INFORMATION SHOWN START

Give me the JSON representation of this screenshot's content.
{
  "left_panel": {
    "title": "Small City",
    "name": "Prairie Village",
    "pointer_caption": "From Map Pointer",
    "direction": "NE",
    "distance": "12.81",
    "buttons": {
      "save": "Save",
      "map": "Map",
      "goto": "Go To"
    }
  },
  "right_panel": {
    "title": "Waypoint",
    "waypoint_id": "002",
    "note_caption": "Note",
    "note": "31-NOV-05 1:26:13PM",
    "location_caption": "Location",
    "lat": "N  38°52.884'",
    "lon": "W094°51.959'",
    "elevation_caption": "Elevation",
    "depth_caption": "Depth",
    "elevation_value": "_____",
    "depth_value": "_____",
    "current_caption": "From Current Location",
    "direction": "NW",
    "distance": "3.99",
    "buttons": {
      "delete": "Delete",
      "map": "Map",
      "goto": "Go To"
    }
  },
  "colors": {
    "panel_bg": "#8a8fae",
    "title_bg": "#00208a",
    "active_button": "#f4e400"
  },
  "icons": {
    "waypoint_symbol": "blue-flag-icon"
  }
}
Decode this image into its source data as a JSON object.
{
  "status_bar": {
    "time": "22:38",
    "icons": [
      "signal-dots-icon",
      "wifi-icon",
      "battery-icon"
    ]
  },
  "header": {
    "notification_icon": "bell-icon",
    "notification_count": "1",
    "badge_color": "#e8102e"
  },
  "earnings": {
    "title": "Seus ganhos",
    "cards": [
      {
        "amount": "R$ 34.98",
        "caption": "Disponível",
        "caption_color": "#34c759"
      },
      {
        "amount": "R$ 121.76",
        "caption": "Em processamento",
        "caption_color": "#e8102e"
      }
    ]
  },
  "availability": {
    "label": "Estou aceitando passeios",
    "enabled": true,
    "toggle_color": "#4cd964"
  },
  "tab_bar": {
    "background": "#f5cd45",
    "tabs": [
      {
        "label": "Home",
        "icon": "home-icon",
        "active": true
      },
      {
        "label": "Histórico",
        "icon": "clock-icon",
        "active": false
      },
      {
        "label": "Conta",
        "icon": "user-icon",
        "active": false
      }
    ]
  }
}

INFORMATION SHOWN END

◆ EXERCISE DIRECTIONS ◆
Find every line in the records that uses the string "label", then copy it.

◆ EXERCISE RESPONSE ◆
    "label": "Estou aceitando passeios",
        "label": "Home",
        "label": "Histórico",
        "label": "Conta",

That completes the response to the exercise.